* _Problem to work on_
Output the records. Match them exactly.

* _Page and application data records_
■ ■ ■
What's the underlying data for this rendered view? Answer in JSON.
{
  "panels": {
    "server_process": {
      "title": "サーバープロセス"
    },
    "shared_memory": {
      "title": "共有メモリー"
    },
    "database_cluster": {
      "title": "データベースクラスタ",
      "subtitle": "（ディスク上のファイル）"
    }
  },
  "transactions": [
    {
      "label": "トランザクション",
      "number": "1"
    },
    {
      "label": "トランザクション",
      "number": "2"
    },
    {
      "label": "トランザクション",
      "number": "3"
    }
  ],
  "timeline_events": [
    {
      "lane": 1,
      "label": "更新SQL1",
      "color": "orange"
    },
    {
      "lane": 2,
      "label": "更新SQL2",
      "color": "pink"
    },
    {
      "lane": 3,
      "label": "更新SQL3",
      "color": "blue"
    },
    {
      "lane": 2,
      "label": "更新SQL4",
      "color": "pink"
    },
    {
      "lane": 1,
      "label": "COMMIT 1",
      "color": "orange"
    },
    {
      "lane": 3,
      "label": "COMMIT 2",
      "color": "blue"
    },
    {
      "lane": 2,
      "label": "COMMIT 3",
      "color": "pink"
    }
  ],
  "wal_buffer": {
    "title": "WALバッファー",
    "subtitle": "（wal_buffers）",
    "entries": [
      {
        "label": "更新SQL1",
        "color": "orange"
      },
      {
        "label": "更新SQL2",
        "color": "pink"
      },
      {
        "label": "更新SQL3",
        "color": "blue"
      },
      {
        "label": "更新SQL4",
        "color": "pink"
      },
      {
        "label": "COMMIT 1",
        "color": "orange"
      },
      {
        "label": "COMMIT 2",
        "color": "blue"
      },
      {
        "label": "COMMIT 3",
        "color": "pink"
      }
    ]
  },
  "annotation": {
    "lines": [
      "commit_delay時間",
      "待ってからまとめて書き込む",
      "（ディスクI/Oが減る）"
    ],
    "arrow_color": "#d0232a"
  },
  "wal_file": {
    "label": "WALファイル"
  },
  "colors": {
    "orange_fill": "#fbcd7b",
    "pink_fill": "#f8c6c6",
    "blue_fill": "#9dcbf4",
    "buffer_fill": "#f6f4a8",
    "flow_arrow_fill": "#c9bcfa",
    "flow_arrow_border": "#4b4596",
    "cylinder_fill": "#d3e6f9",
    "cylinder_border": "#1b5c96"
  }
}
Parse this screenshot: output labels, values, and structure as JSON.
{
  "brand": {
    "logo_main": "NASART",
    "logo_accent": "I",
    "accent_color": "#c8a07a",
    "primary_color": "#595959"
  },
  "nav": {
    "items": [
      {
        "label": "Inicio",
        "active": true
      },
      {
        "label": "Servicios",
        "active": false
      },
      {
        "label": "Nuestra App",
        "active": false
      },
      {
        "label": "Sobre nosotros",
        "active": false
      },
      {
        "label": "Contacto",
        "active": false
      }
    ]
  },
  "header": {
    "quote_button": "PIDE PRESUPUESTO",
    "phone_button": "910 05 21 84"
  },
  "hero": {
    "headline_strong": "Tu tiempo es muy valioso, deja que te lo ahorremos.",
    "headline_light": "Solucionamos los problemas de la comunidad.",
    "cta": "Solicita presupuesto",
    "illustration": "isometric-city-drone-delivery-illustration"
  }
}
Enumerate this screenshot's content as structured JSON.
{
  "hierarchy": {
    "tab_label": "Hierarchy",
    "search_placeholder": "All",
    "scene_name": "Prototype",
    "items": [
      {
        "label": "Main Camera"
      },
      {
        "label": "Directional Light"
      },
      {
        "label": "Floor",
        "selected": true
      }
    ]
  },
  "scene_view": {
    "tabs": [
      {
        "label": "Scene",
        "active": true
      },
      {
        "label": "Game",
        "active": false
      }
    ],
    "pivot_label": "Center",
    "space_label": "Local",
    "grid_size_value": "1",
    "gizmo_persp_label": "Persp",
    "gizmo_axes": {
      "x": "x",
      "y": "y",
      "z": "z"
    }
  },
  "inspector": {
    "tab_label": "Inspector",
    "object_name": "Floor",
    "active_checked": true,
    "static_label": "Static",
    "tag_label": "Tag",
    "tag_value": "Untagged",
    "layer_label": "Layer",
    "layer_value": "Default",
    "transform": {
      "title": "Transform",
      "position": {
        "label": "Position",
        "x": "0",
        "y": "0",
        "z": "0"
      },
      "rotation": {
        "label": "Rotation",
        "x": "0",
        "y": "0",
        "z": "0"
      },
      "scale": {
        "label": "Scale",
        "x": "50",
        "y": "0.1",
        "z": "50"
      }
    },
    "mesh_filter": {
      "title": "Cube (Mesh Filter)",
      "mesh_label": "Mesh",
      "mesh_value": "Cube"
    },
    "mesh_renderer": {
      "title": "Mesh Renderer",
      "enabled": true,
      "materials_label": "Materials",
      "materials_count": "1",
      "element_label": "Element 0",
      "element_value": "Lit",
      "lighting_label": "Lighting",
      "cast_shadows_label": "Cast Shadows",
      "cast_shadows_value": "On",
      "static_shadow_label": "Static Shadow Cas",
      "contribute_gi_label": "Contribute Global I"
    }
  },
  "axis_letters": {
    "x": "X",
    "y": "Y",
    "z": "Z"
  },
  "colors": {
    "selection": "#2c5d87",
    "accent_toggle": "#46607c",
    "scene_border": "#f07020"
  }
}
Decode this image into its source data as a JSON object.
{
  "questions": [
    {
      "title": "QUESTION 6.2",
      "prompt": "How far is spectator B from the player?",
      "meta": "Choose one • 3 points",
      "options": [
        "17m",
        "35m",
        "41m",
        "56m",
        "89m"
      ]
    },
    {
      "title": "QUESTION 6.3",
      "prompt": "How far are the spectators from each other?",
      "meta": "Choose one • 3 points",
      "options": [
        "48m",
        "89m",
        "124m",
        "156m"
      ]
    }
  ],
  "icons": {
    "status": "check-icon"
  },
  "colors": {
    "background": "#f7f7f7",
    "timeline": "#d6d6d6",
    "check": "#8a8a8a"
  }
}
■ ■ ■
* _Response for this exercise_
What's the underlying data for this rendered view? Answer in JSON.
{
  "panels": {
    "server_process": {
      "title": "サーバープロセス"
    },
    "shared_memory": {
      "title": "共有メモリー"
    },
    "database_cluster": {
      "title": "データベースクラスタ",
      "subtitle": "（ディスク上のファイル）"
    }
  },
  "transactions": [
    {
      "label": "トランザクション",
      "number": "1"
    },
    {
      "label": "トランザクション",
      "number": "2"
    },
    {
      "label": "トランザクション",
      "number": "3"
    }
  ],
  "timeline_events": [
    {
      "lane": 1,
      "label": "更新SQL1",
      "color": "orange"
    },
    {
      "lane": 2,
      "label": "更新SQL2",
      "color": "pink"
    },
    {
      "lane": 3,
      "label": "更新SQL3",
      "color": "blue"
    },
    {
      "lane": 2,
      "label": "更新SQL4",
      "color": "pink"
    },
    {
      "lane": 1,
      "label": "COMMIT 1",
      "color": "orange"
    },
    {
      "lane": 3,
      "label": "COMMIT 2",
      "color": "blue"
    },
    {
      "lane": 2,
      "label": "COMMIT 3",
      "color": "pink"
    }
  ],
  "wal_buffer": {
    "title": "WALバッファー",
    "subtitle": "（wal_buffers）",
    "entries": [
      {
        "label": "更新SQL1",
        "color": "orange"
      },
      {
        "label": "更新SQL2",
        "color": "pink"
      },
      {
        "label": "更新SQL3",
        "color": "blue"
      },
      {
        "label": "更新SQL4",
        "color": "pink"
      },
      {
        "label": "COMMIT 1",
        "color": "orange"
      },
      {
        "label": "COMMIT 2",
        "color": "blue"
      },
      {
        "label": "COMMIT 3",
        "color": "pink"
      }
    ]
  },
  "annotation": {
    "lines": [
      "commit_delay時間",
      "待ってからまとめて書き込む",
      "（ディスクI/Oが減る）"
    ],
    "arrow_color": "#d0232a"
  },
  "wal_file": {
    "label": "WALファイル"
  },
  "colors": {
    "orange_fill": "#fbcd7b",
    "pink_fill": "#f8c6c6",
    "blue_fill": "#9dcbf4",
    "buffer_fill": "#f6f4a8",
    "flow_arrow_fill": "#c9bcfa",
    "flow_arrow_border": "#4b4596",
    "cylinder_fill": "#d3e6f9",
    "cylinder_border": "#1b5c96"
  }
}
Parse this screenshot: output labels, values, and structure as JSON.
{
  "brand": {
    "logo_main": "NASART",
    "logo_accent": "I",
    "accent_color": "#c8a07a",
    "primary_color": "#595959"
  },
  "nav": {
    "items": [
      {
        "label": "Inicio",
        "active": true
      },
      {
        "label": "Servicios",
        "active": false
      },
      {
        "label": "Nuestra App",
        "active": false
      },
      {
        "label": "Sobre nosotros",
        "active": false
      },
      {
        "label": "Contacto",
        "active": false
      }
    ]
  },
  "header": {
    "quote_button": "PIDE PRESUPUESTO",
    "phone_button": "910 05 21 84"
  },
  "hero": {
    "headline_strong": "Tu tiempo es muy valioso, deja que te lo ahorremos.",
    "headline_light": "Solucionamos los problemas de la comunidad.",
    "cta": "Solicita presupuesto",
    "illustration": "isometric-city-drone-delivery-illustration"
  }
}
Enumerate this screenshot's content as structured JSON.
{
  "hierarchy": {
    "tab_label": "Hierarchy",
    "search_placeholder": "All",
    "scene_name": "Prototype",
    "items": [
      {
        "label": "Main Camera"
      },
      {
        "label": "Directional Light"
      },
      {
        "label": "Floor",
        "selected": true
      }
    ]
  },
  "scene_view": {
    "tabs": [
      {
        "label": "Scene",
        "active": true
      },
      {
        "label": "Game",
        "active": false
      }
    ],
    "pivot_label": "Center",
    "space_label": "Local",
    "grid_size_value": "1",
    "gizmo_persp_label": "Persp",
    "gizmo_axes": {
      "x": "x",
      "y": "y",
      "z": "z"
    }
  },
  "inspector": {
    "tab_label": "Inspector",
    "object_name": "Floor",
    "active_checked": true,
    "static_label": "Static",
    "tag_label": "Tag",
    "tag_value": "Untagged",
    "layer_label": "Layer",
    "layer_value": "Default",
    "transform": {
      "title": "Transform",
      "position": {
        "label": "Position",
        "x": "0",
        "y": "0",
        "z": "0"
      },
      "rotation": {
        "label": "Rotation",
        "x": "0",
        "y": "0",
        "z": "0"
      },
      "scale": {
        "label": "Scale",
        "x": "50",
        "y": "0.1",
        "z": "50"
      }
    },
    "mesh_filter": {
      "title": "Cube (Mesh Filter)",
      "mesh_label": "Mesh",
      "mesh_value": "Cube"
    },
    "mesh_renderer": {
      "title": "Mesh Renderer",
      "enabled": true,
      "materials_label": "Materials",
      "materials_count": "1",
      "element_label": "Element 0",
      "element_value": "Lit",
      "lighting_label": "Lighting",
      "cast_shadows_label": "Cast Shadows",
      "cast_shadows_value": "On",
      "static_shadow_label": "Static Shadow Cas",
      "contribute_gi_label": "Contribute Global I"
    }
  },
  "axis_letters": {
    "x": "X",
    "y": "Y",
    "z": "Z"
  },
  "colors": {
    "selection": "#2c5d87",
    "accent_toggle": "#46607c",
    "scene_border": "#f07020"
  }
}
Decode this image into its source data as a JSON object.
{
  "questions": [
    {
      "title": "QUESTION 6.2",
      "prompt": "How far is spectator B from the player?",
      "meta": "Choose one • 3 points",
      "options": [
        "17m",
        "35m",
        "41m",
        "56m",
        "89m"
      ]
    },
    {
      "title": "QUESTION 6.3",
      "prompt": "How far are the spectators from each other?",
      "meta": "Choose one • 3 points",
      "options": [
        "48m",
        "89m",
        "124m",
        "156m"
      ]
    }
  ],
  "icons": {
    "status": "check-icon"
  },
  "colors": {
    "background": "#f7f7f7",
    "timeline": "#d6d6d6",
    "check": "#8a8a8a"
  }
}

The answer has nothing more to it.